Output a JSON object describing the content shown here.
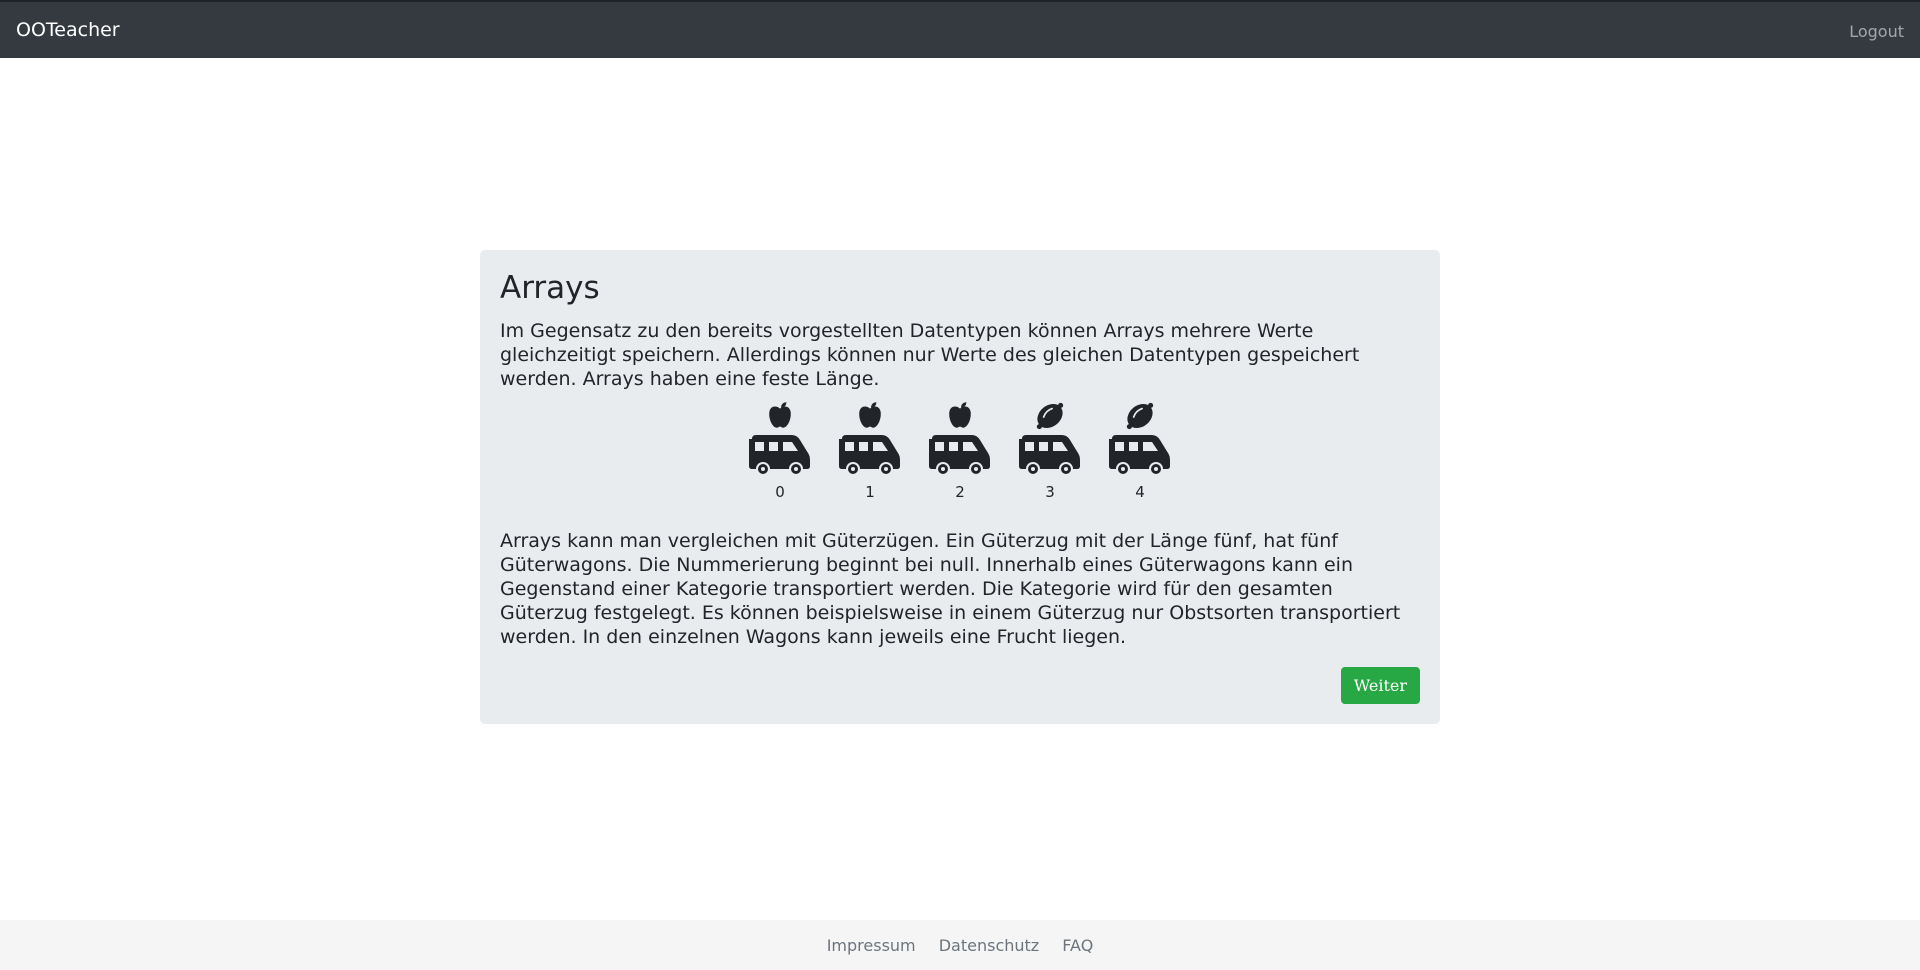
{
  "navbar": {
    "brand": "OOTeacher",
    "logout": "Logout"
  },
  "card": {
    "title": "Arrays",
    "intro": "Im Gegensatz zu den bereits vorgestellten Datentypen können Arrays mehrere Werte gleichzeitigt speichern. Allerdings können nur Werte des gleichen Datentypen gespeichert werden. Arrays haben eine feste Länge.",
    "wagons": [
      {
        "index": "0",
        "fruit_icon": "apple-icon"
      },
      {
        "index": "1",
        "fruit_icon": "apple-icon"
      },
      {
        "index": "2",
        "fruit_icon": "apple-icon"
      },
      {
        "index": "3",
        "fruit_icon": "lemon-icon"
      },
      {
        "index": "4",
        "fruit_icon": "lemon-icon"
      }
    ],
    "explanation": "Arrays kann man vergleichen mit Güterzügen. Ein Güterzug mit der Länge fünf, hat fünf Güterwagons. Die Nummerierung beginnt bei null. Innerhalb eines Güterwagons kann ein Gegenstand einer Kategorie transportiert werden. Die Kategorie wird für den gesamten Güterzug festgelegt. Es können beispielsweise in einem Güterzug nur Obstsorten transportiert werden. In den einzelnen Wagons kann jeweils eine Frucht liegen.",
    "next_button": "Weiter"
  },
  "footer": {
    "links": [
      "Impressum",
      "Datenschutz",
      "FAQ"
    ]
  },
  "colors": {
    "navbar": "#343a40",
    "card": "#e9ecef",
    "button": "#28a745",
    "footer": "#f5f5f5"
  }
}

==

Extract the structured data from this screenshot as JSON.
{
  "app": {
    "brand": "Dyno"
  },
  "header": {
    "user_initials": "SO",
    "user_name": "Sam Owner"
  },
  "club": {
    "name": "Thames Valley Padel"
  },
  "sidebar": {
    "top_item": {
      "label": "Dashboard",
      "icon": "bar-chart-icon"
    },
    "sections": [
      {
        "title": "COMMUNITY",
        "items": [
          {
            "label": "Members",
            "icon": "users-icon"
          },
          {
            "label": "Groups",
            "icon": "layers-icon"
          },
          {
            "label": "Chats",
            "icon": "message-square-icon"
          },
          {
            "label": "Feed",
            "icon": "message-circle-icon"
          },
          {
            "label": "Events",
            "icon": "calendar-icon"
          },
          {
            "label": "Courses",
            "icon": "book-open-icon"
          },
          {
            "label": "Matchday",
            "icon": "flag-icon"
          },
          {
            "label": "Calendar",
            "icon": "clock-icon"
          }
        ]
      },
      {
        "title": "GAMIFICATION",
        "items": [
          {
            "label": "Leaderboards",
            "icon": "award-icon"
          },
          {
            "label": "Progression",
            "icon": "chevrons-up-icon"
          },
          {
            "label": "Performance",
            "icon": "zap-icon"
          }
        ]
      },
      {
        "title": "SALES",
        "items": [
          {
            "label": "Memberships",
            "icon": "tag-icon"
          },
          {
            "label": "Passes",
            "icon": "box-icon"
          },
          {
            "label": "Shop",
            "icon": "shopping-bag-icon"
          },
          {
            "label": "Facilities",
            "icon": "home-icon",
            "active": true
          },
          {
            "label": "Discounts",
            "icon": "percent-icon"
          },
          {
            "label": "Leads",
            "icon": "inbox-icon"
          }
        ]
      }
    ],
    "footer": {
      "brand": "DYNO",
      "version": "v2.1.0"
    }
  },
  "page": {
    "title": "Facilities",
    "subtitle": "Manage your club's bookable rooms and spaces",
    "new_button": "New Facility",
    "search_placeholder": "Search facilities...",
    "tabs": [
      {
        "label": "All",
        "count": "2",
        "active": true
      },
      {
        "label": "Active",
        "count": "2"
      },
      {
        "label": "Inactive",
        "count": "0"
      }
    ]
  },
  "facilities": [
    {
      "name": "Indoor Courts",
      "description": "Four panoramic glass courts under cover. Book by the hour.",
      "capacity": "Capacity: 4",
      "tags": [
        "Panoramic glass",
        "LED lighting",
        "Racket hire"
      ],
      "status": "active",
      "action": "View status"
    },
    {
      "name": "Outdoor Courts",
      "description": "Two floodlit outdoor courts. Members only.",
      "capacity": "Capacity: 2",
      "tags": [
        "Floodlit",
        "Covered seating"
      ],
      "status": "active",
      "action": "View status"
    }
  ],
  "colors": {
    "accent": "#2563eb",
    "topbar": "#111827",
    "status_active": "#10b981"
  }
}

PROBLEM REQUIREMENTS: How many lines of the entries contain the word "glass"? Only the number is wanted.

FINISHED TASK: 2